2008, in Chicago. Evelyn J. Schwartz-Elster, retired
Nancy Lynn Bogda Etheredge, nurse, on January 15, 2010, in City State Zip
’80, on January 9, 2010, in Yorkville, Waukegan, Illinois.
Illinois. Sandra L. Scott, food service cashier,
Home e-mail address Work e-mail address
Steven Rurka, ’81, on November 5, on January 23, 2010, in Sycamore,
Brian Michael Finn, ’90, M.S. ’92, on Harold Eugene “Hal” Smith, retired Employer
February 17, 2010, in East Palo Alto, professor of sociology, on March 24,
California. 2010, in DeKalb, Illinois. Address
Brian Slavenas, (attended 1994-96), William “Bill” Titus, HSC food
on November 2, 2003, at Al Fallujah, service storekeeper, on March 29,
City State Zip
2010, in DeKalb, Illinois.
Patricia Boehning, ’98, M.S.Ed. ’03, Mary Ellen VanWormer, instructor,
in Cortland, Illinois. on January 23, 2010, in Sycamore, Work Phone Home Phone
David Madigan, ’98, on February 18, Illinois.
2010. John S. “Jay” Wagle III, retired Major Class Year
Joel Redenius, ’02, on April 9, 2010, professor of marketing, on February 7,
in New Orleans, Louisiana. 2010, in DeKalb, Illinois. To ensure that we make the correct changes, please include the mailing label
Emily May Harper, ’05, on October Mary Margaret “Meg” Walker Ed.D. printed on the back cover.
20, 2009, in New Zealand. ’80, retired counselor, University
Counseling Center, in DeKalb, Mail to: Advancement Services, Northern Illinois University, DeKalb, IL 60115,
Illinois. or e-mail us at NorthernNow@niu.edu
32 Northern Now
A new venue for an old tradition brought renewed excitement to the Tugs competition held this
year in conjunction with the spring football game and the NIU Alumni Association’s Grad Bash,
collectively dubbed NIU’s “Spring Homecoming.” The move to a new location just east of Huskie
Stadium brought increased exposure to the Tugs, a competition first introduced in 1951 as a May
Fete activity. Phi Sigma Kappa was this year’s champion, defeating team PKP. Shown here is
third-place team Pi Kappa Alpha. Do you have a Tugs memory?
We want to hear from you!
Send comments and letters to the editor to NorthernNow@niu.edu or to
Northern Now, Northern Illinois University, DeKalb, Illinois 60115.

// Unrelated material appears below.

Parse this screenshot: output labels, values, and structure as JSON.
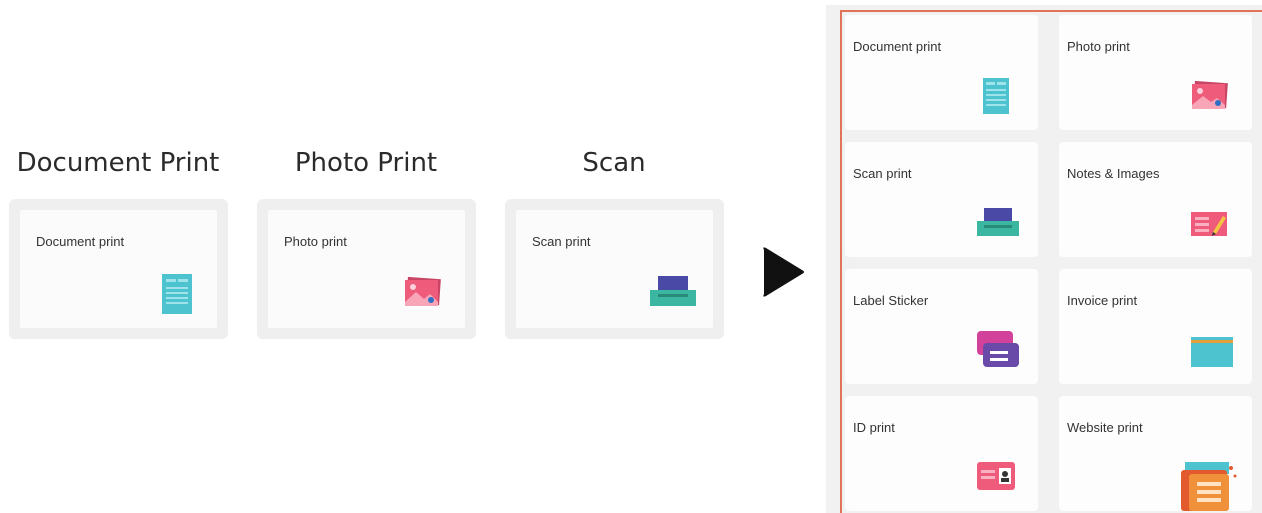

Letters to the editor may be edited for clarity and/or length.
Please include your daytime phone number.
Northern Illinois University
DeKalb, Illinois 60115-2828
2010 Huskie FootBall
Sept. 2 at Iowa State
Sept. 11 NORTH DAKOTA (family weekend)
Sept. 18 at Illinois
Sept. 25 at Minnesota (Big Ten Network)
SEASoN TICkETS Oct. 2 at Akron*
Five home games start at $74 oR Oct. 9 TEMPLE*
get the three-game Mini-Plan (you Oct. 16 BUFFALO* (Homecoming)
pick which games) for just $50. Oct. 23 CENTRAL MICHIGAN* (Hall of Fame Weekend)
Oct. 30 at Western Michigan*
For Tickets, call 815-752-6800 Nov. 9 TOLEDO* (ESPN2)
Nov. 20 at Ball State*
or go to www.NIUHuskies.com
Nov. 26 at Eastern Michigan* (ESPNU/ESPN360.com^)
Dec. 3 Marathon MAC Championship (ESPN2)
*Mid-American Conference game. Schedule subject to change.
^Final TV selection to be made at later date.